HK Police Step Up Violence

Police dressed as protesters hit people with extendable batons in the mall
The "shopping protests" have changed tactics to focus on shops catering to parallel traders, those who buy goods in Hong Kong and then take them across the border to sell at higher prices for a profit.

This has been going on for years and this was particularly egregious in 2012 to the point where districts near the mainland border ran out of goods like milk powder and it had to be rationed to two cans per customer. Back then parallel traders were called "locusts" for taking everything and leaving nothing behind.

People protest against parallel traders in Sheung Shui
So to put more pressure on the Hong Kong government to resolve the political crisis that has gripped the city for seven months, protesters targeted several shopping malls, including Landmark North shopping centre in Sheung Shui, the last district before the border with China.

The protesters shouted, "Five demands, not one less", "disband the police force", and also "go back to the mainland", aimed at Chinese daytrippers and parallel traders. This forced almost all the shops in the mall to close down for fear of potential vandalism.

But the protests also attracted the police, who stepped up their tactics in a more brutal way.

They dressed up like protesters and then without warning whipped out extendable batons and began attacking and arresting people. The riot police in uniform were nearby and also had no qualms beating up protesters until blood spilled.

There is a video on Twitter showing a young man being excessively beaten by riot police in Landmark North, and there is blood on one of the police shields.


Is this really necessary? Why not just arrest them and save energy to catch the next protester? Another brutal tactic of unleashing pepper spray at point blank range is also uncalled for.

This stepped up brutality not only further contravenes the Hong Kong police force's code of conduct, but shows officers are willing to use more violence to subdue protesters.

Is shooting pepper spray really necessary at close range?
Since Beijing has endorsed Chief Executive Carrie Lam Cheng Yuet-ngor during her latest duty visit earlier this month, it seems her way of quelling the protesters is with more violence.

This is totally outrageous. 

This is how Lam and police chief Chris Tang Ping-keung think they can end the protests?

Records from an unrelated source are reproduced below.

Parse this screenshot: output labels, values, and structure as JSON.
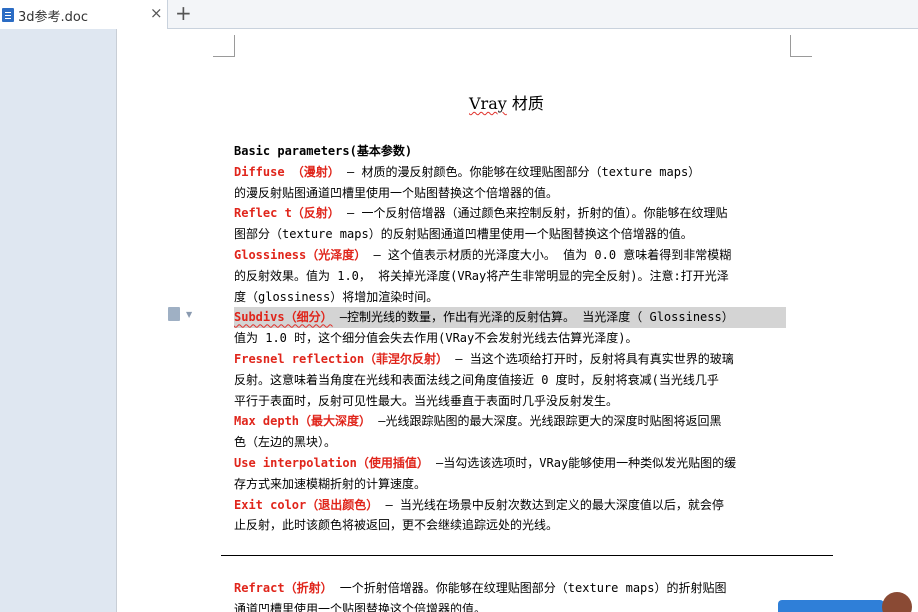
{
  "tab": {
    "title": "3d参考.doc",
    "close": "×",
    "new": "+"
  },
  "doc": {
    "title_word": "Vray",
    "title_rest": " 材质",
    "heading": "Basic parameters(基本参数)",
    "lines": [
      {
        "term": "Diffuse （漫射）",
        "text": " – 材质的漫反射颜色。你能够在纹理贴图部分（texture maps）"
      },
      {
        "term": "",
        "text": "的漫反射贴图通道凹槽里使用一个贴图替换这个倍增器的值。"
      },
      {
        "term": "Reflec t（反射）",
        "text": " – 一个反射倍增器（通过颜色来控制反射，折射的值）。你能够在纹理贴"
      },
      {
        "term": "",
        "text": "图部分（texture maps）的反射贴图通道凹槽里使用一个贴图替换这个倍增器的值。"
      },
      {
        "term": "Glossiness（光泽度）",
        "text": " – 这个值表示材质的光泽度大小。 值为 0.0 意味着得到非常模糊"
      },
      {
        "term": "",
        "text": "的反射效果。值为 1.0， 将关掉光泽度(VRay将产生非常明显的完全反射)。注意:打开光泽"
      },
      {
        "term": "",
        "text": "度（glossiness）将增加渲染时间。"
      },
      {
        "term": "Subdivs（细分）",
        "text": " –控制光线的数量，作出有光泽的反射估算。 当光泽度（ Glossiness）"
      },
      {
        "term": "",
        "text": "值为 1.0 时，这个细分值会失去作用(VRay不会发射光线去估算光泽度)。"
      },
      {
        "term": "Fresnel reflection（菲涅尔反射）",
        "text": " – 当这个选项给打开时，反射将具有真实世界的玻璃"
      },
      {
        "term": "",
        "text": "反射。这意味着当角度在光线和表面法线之间角度值接近 0 度时，反射将衰减(当光线几乎"
      },
      {
        "term": "",
        "text": "平行于表面时，反射可见性最大。当光线垂直于表面时几乎没反射发生。"
      },
      {
        "term": "Max depth（最大深度）",
        "text": " –光线跟踪贴图的最大深度。光线跟踪更大的深度时贴图将返回黑"
      },
      {
        "term": "",
        "text": "色（左边的黑块）。"
      },
      {
        "term": "Use interpolation（使用插值）",
        "text": " –当勾选该选项时，VRay能够使用一种类似发光贴图的缓"
      },
      {
        "term": "",
        "text": "存方式来加速模糊折射的计算速度。"
      },
      {
        "term": "Exit color（退出颜色）",
        "text": " – 当光线在场景中反射次数达到定义的最大深度值以后，就会停"
      },
      {
        "term": "",
        "text": "止反射，此时该颜色将被返回，更不会继续追踪远处的光线。"
      }
    ],
    "bottom_lines": [
      {
        "term": "Refract（折射）",
        "text": " 一个折射倍增器。你能够在纹理贴图部分（texture maps）的折射贴图"
      },
      {
        "term": "",
        "text": "通道凹槽里使用一个贴图替换这个倍增器的值。"
      }
    ]
  },
  "colors": {
    "term": "#e0251b",
    "highlight": "#d4d4d4",
    "background": "#dfe7f1"
  },
  "icons": {
    "doc": "word-doc-icon",
    "paragraph": "paragraph-options-icon"
  }
}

While wounds may eventually heal, trauma does not go away and these shocking images will infuriate more people to come out to yet another large-scale protest march on January 1.

The people are not cowering. It's going to be a long fight.

No comments:

Post a Comment